═════ Material provided

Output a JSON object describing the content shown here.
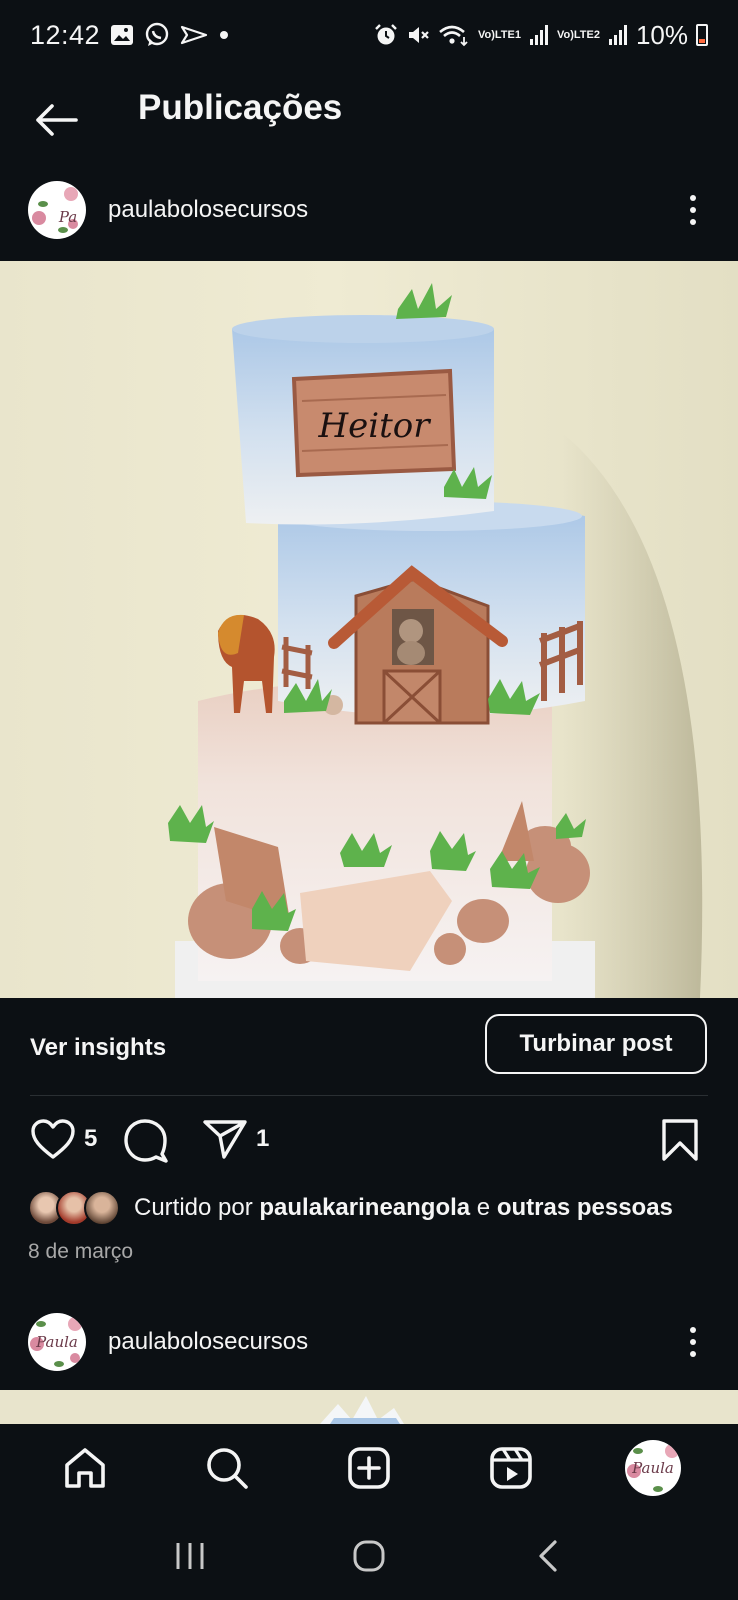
{
  "status_bar": {
    "time": "12:42",
    "lte1": "LTE1",
    "lte2": "LTE2",
    "volte1": "Vo)",
    "volte2": "Vo)",
    "battery": "10%"
  },
  "header": {
    "title": "Publicações"
  },
  "post": {
    "username": "paulabolosecursos",
    "avatar_text": "Pa",
    "photo_text": "Heitor",
    "insights_label": "Ver insights",
    "boost_label": "Turbinar post",
    "like_count": "5",
    "share_count": "1",
    "liked_by_prefix": "Curtido por ",
    "liked_by_user": "paulakarineangola",
    "liked_by_mid": " e ",
    "liked_by_others": "outras pessoas",
    "date": "8 de março"
  },
  "next_post": {
    "username": "paulabolosecursos",
    "avatar_text": "Paula"
  },
  "bottom_nav": {
    "profile_avatar_text": "Paula"
  },
  "icons": {
    "status": [
      "gallery-icon",
      "whatsapp-icon",
      "send-icon",
      "alarm-icon",
      "mute-icon",
      "wifi-icon",
      "signal-icon",
      "battery-icon"
    ],
    "actions": [
      "heart-icon",
      "comment-icon",
      "share-icon",
      "bookmark-icon"
    ],
    "nav": [
      "home-icon",
      "search-icon",
      "create-icon",
      "reels-icon",
      "profile-avatar"
    ],
    "system": [
      "recents-icon",
      "home-circle-icon",
      "back-chevron-icon"
    ]
  },
  "colors": {
    "background": "#0c1014",
    "text": "#f5f5f5",
    "muted": "#a8a8a8",
    "battery_low": "#ff6a3d"
  }
}
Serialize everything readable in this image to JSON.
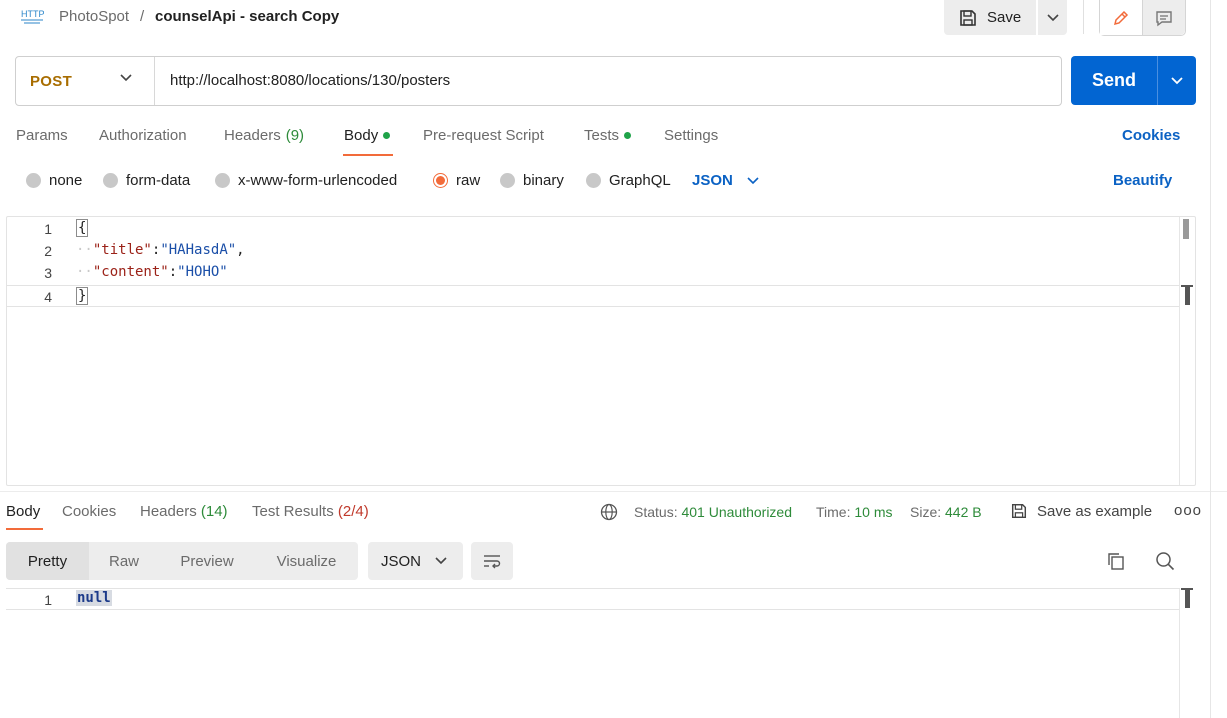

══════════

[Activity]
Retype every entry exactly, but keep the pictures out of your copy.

[Solution to the problem]
Output a JSON object describing the content shown here.
{
  "status_bar": {
    "time": "12:42",
    "lte1": "LTE1",
    "lte2": "LTE2",
    "volte1": "Vo)",
    "volte2": "Vo)",
    "battery": "10%"
  },
  "header": {
    "title": "Publicações"
  },
  "post": {
    "username": "paulabolosecursos",
    "avatar_text": "Pa",
    "photo_text": "Heitor",
    "insights_label": "Ver insights",
    "boost_label": "Turbinar post",
    "like_count": "5",
    "share_count": "1",
    "liked_by_prefix": "Curtido por ",
    "liked_by_user": "paulakarineangola",
    "liked_by_mid": " e ",
    "liked_by_others": "outras pessoas",
    "date": "8 de março"
  },
  "next_post": {
    "username": "paulabolosecursos",
    "avatar_text": "Paula"
  },
  "bottom_nav": {
    "profile_avatar_text": "Paula"
  },
  "icons": {
    "status": [
      "gallery-icon",
      "whatsapp-icon",
      "send-icon",
      "alarm-icon",
      "mute-icon",
      "wifi-icon",
      "signal-icon",
      "battery-icon"
    ],
    "actions": [
      "heart-icon",
      "comment-icon",
      "share-icon",
      "bookmark-icon"
    ],
    "nav": [
      "home-icon",
      "search-icon",
      "create-icon",
      "reels-icon",
      "profile-avatar"
    ],
    "system": [
      "recents-icon",
      "home-circle-icon",
      "back-chevron-icon"
    ]
  },
  "colors": {
    "background": "#0c1014",
    "text": "#f5f5f5",
    "muted": "#a8a8a8",
    "battery_low": "#ff6a3d"
  }
}
Serialize everything readable in this image to JSON.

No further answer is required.